- Adjustment of Status: Adjustment of status allows certain non-citizens to change their immigration status from non-immigrant to immigrant while already in the United States. Eligibility depends on factors such as family relationships, employment-based sponsorship, or humanitarian grounds.
- Waivers: In some cases, individuals facing deportation due to certain grounds of inadmissibility or deportability may be eligible for waivers. Waivers essentially forgive specific immigration violations or criminal convictions that would otherwise make a person removable. Common waivers include the I-601 waiver (for unlawful presence), the I-212 waiver (for certain prior removal orders), and waivers for certain criminal convictions.
- Temporary Protected Status (TPS): TPS is granted to nationals of designated countries affected by armed conflict, natural disasters, or other extraordinary conditions. Individuals with TPS are allowed to live and work in the U.S. for a specified period. It is essential to note that TPS is temporary and may not provide a permanent solution.
- U-Visa and T-Visa: These visas are available for victims of certain crimes (U-visa) or human trafficking (T-visa). They provide temporary immigration status and a path to permanent residency for eligible victims who cooperate with law enforcement.
Ready to Help You Avoid Deportation
Our firm has a history of achieving favorable outcomes for our clients in deportation cases.

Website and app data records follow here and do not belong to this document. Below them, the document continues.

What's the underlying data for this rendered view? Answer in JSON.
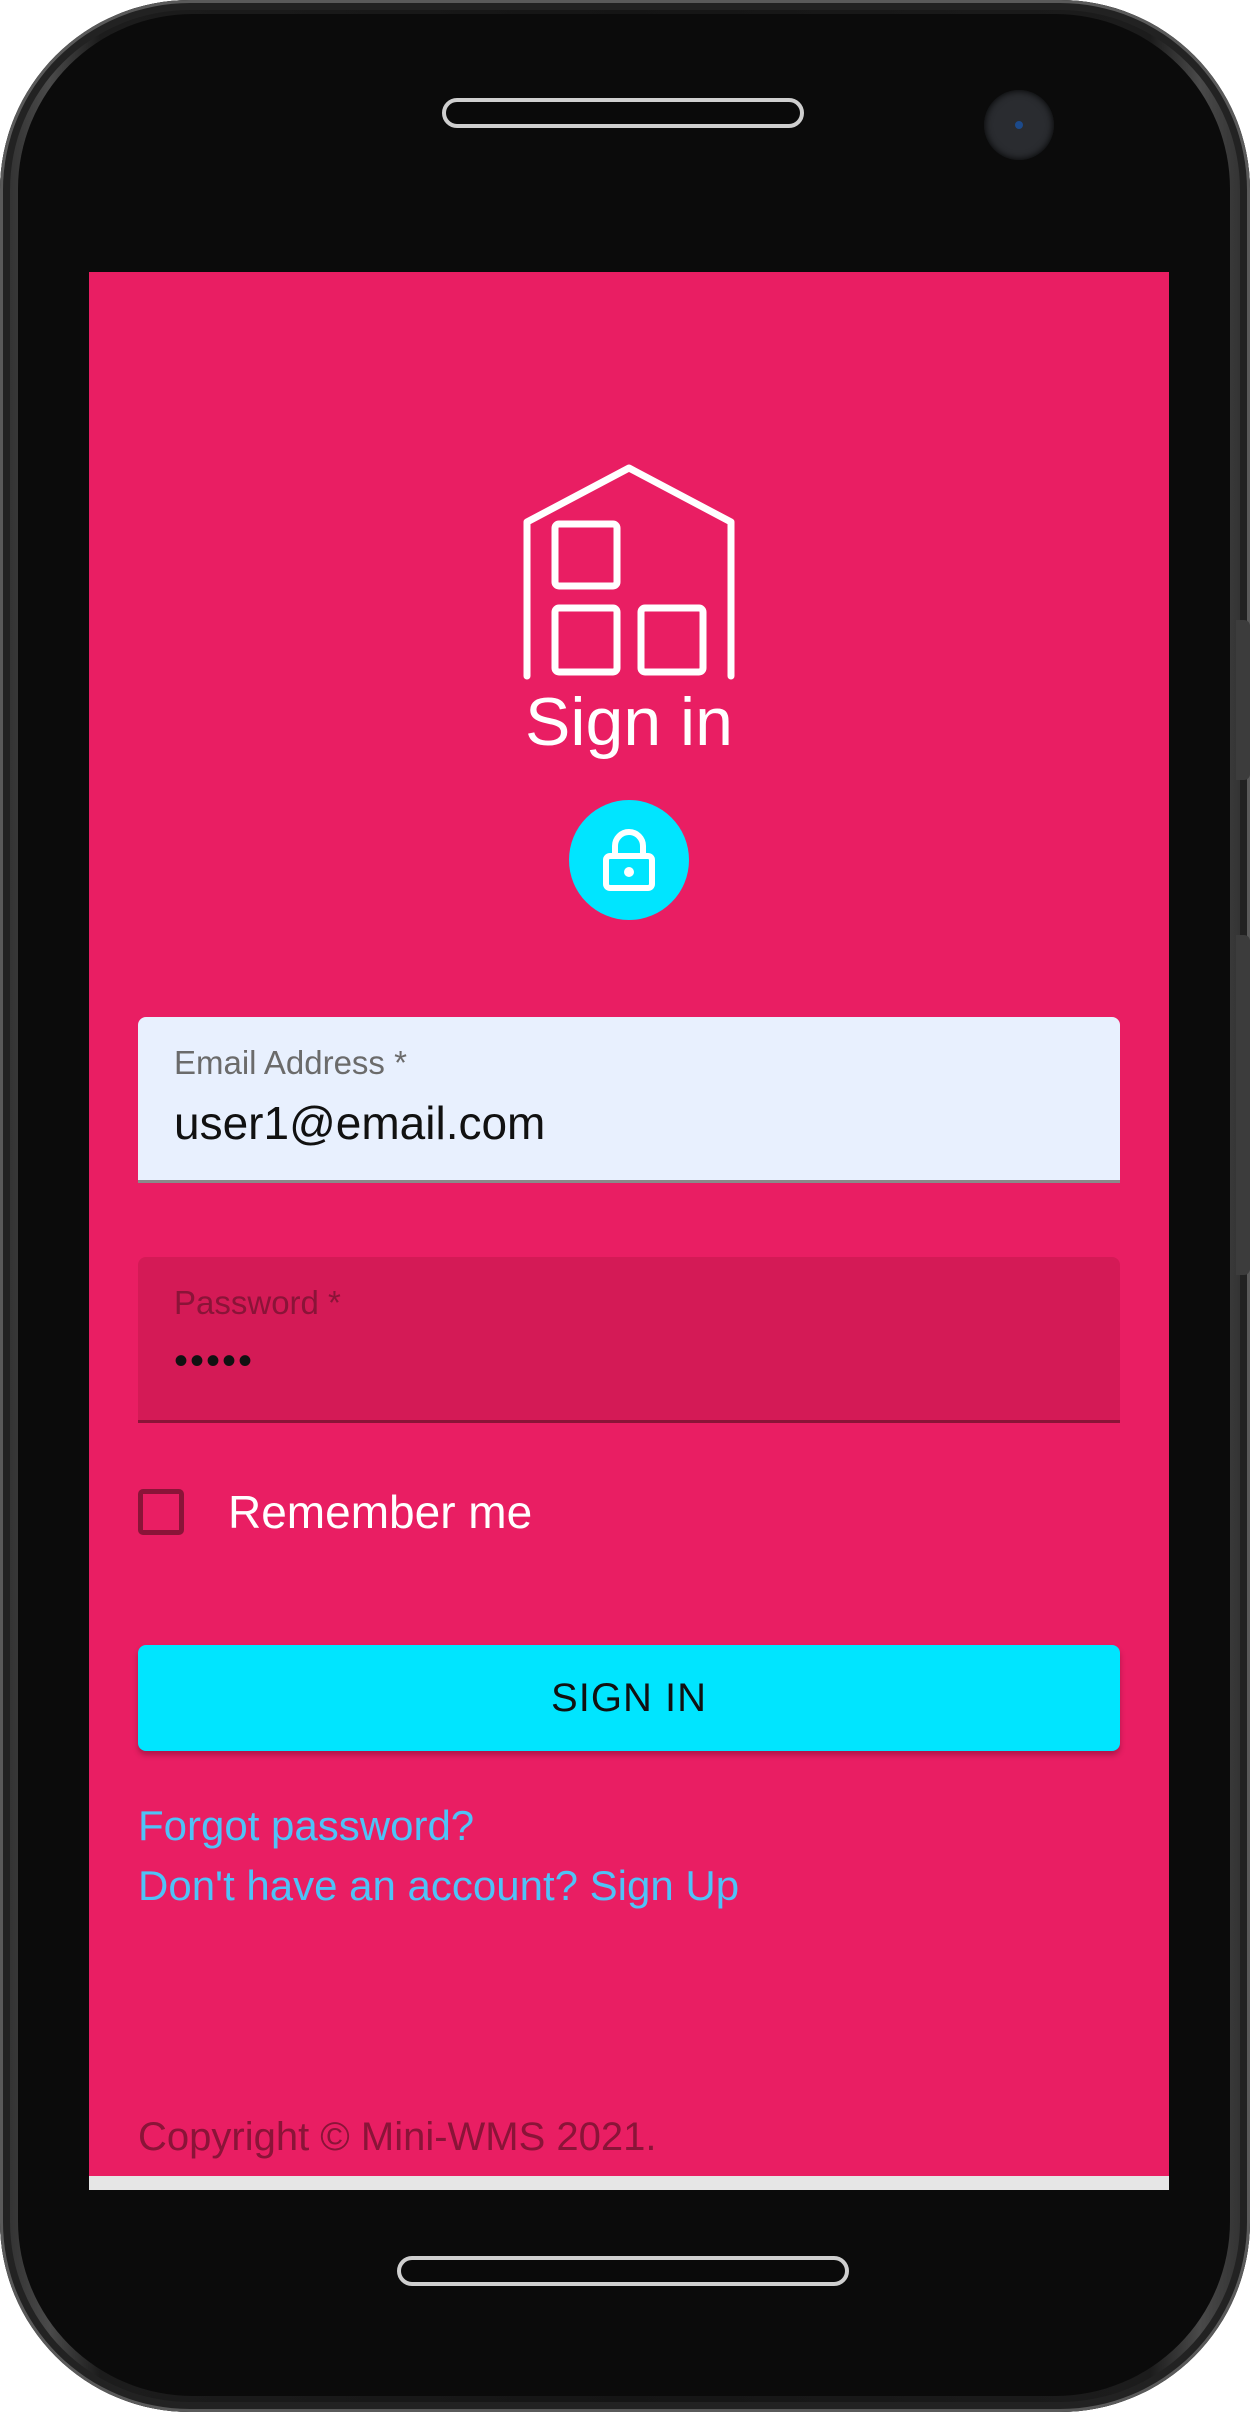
{
  "colors": {
    "screen_background": "#e91e63",
    "accent": "#00e5ff",
    "link": "#4fc3f7",
    "email_field_bg": "#e8f0fe",
    "password_field_bg": "#d41a56"
  },
  "header": {
    "logo_icon": "warehouse-icon",
    "title": "Sign in",
    "avatar_icon": "lock-icon"
  },
  "form": {
    "email": {
      "label": "Email Address *",
      "value": "user1@email.com"
    },
    "password": {
      "label": "Password *",
      "value": "•••••"
    },
    "remember": {
      "label": "Remember me",
      "checked": false
    },
    "submit_label": "SIGN IN"
  },
  "links": {
    "forgot_password": "Forgot password?",
    "sign_up": "Don't have an account? Sign Up"
  },
  "footer": {
    "copyright": "Copyright © Mini-WMS 2021."
  }
}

We have successfully defended individuals facing deportation on various grounds, including visa violations, criminal charges, and more. Our track record speaks to our ability to navigate the complexities of immigration law effectively.
"They are professional and driven individuals that are passionate about what they do. They listened and worked with me from beginning to end. I strongly encourage using them! You will not be disappointed!"Shannon D.
"The breadth of their practice areas allows them to service a broad range of clients and their attorneys vary in specialties, ensuring clients receive exceptional representation in any of the firm's practice areas."Mark S.
"They care. We were taken with open hearts and open minds when we looked for our special needs trust."Daniel B.
Whether you have questions or you’re ready to get started, our legal team is ready to help. Complete our form below or call us at (864) 971-3795.